EGR stands for Exhaust Gas Recirculation valve.
It allows exhaust gas through the intake passages to enter the intake manifold chamber. This mixes some exhaust gas with the intake air fuel mixture.
Exhaust gas has been burned. It cannot burn again. You can't light ashes. Nor is it oxygen or fuel. Due to these facts, it will not affect the air fuel ratio (A/F). But it will dilute it. This means instead of having 100 % of what is in the cylinder fresh air and fuel, it may be 90, 80 or even 70%, with the remainder being inert gas.
This has the effect of cooling the combustion in the cylinder. The target is to keep the cylinder combustion temp below 2500 deg F. Above that temp, the engine will create a lot of NOx emissions ( worse for you than Carbon Monoxide ) and it creates preignition and ping. Very bad for us and for the engine.
Cooling the mix prevents both of these. We don't need or want EGR at idle. There is too little air in the cylinder, and if we dilute it the car will idle poorly, if at all. The cylinder does not make enough heat to be a problem at idle.
At part load, part throttle, the cylinder does get quite hot, and needs the cooling. So EGR is allowed. At full throttle adding EGR would slow the car down. Less fresh air and fuel will result in less power. So no EGR at or near WOT (Wide Open Throttle) Under hard acelleration conditions, the fuel mix is richened up to create maximum power. Rich mixtures run cooler, so the EGR is not needed.

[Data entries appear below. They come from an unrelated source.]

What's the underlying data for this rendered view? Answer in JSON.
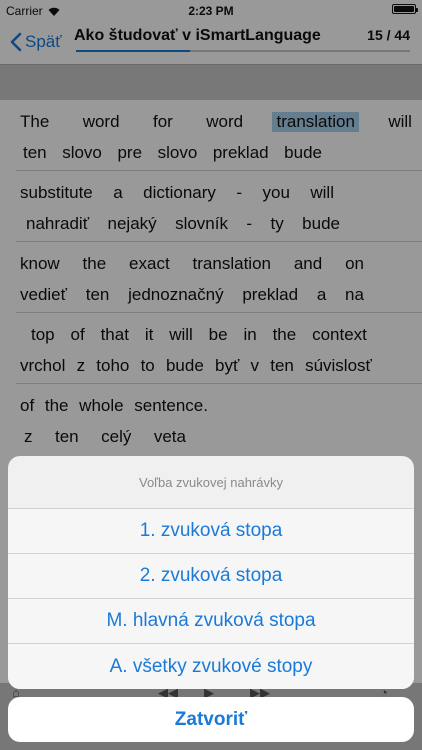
{
  "status_bar": {
    "carrier": "Carrier",
    "time": "2:23 PM"
  },
  "nav": {
    "back_label": "Späť",
    "title": "Ako študovať v iSmartLanguage",
    "page_counter": "15 / 44",
    "progress": 0.34
  },
  "segments": [
    {
      "source": [
        "The",
        "word",
        "for",
        "word",
        "translation",
        "will"
      ],
      "translation": [
        "ten",
        "slovo",
        "pre",
        "slovo",
        "preklad",
        "bude"
      ],
      "highlighted_word": "translation"
    },
    {
      "source": [
        "substitute",
        "a",
        "dictionary",
        "-",
        "you",
        "will"
      ],
      "translation": [
        "nahradiť",
        "nejaký",
        "slovník",
        "-",
        "ty",
        "bude"
      ]
    },
    {
      "source": [
        "know",
        "the",
        "exact",
        "translation",
        "and",
        "on"
      ],
      "translation": [
        "vedieť",
        "ten",
        "jednoznačný",
        "preklad",
        "a",
        "na"
      ]
    },
    {
      "source": [
        "top",
        "of",
        "that",
        "it",
        "will",
        "be",
        "in",
        "the",
        "context"
      ],
      "translation": [
        "vrchol",
        "z",
        "toho",
        "to",
        "bude",
        "byť",
        "v",
        "ten",
        "súvislosť"
      ]
    },
    {
      "source": [
        "of",
        "the",
        "whole",
        "sentence."
      ],
      "translation": [
        "z",
        "ten",
        "celý",
        "veta"
      ]
    }
  ],
  "action_sheet": {
    "title": "Voľba zvukovej nahrávky",
    "options": [
      "1. zvuková stopa",
      "2. zvuková stopa",
      "M. hlavná zvuková stopa",
      "A. všetky zvukové stopy"
    ],
    "cancel_label": "Zatvoriť"
  },
  "colors": {
    "accent": "#1a7ad9",
    "highlight": "#a9d2ee"
  }
}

Lean mixtures run hotter, so an under jetted carb will create pinging. Over jetting can foul plugs and at best, cut fuel mileage.
Anything that involves combustion will be a factor in cylinder combustion temp. More timing will increase combustion temp, retarted timing will be cooler. Aluminum cylinder heads can operate more timing due to the fact that heat transfer is improved, and thus the cylinder can run cooler. There are many factors. High octane fuel burns cooler (yes, cooler) then low octane, thus preventing ping. Cooler burning high octane burns for a longer period of time, and although cooler, creates more heat due to increased burn time. Temp and heat are two different things.
EGR can be checked in a couple of ways. The large EGR valves on our cars have access to the diaphram on the bottom of the large section of the valve. First at idle, reach under it and push the diaphram up. the car should bog, idle rough, or perhaps die. If it does this the passages are clear. If not the passages are clogged.
Now with still reaching under and feeling the diaphram, rev the warmed up engine. The valve should lift up. If it passed both of these test, all is functioning and okay. If it bogged when you pushed up, but does not when you rev the engine, pull the vacuum line and check for vacuum when the engine is revved up. If there is vacuum, but the valve did not respond, the valve is bad. If there is no vacuum you have a control problem.
Control comes from a ported vacuum on the carb. This should not have vacuum at idle but will with part throttle. Full throttle makes the vacuum drop to nothing. Don't try to go full throttle. That could damage the engine with no load. If vacuum responds properly, follow the line to a Thermo Vacumm Valve on the intake manifold. This prevents vacuum from reaching the EGR when the engine is cold. When warmed up, the valve opens and allows EGR.
On the "Tail of the Dragon"
(some day, no strike that, October 2008 it turned red, still in progress!)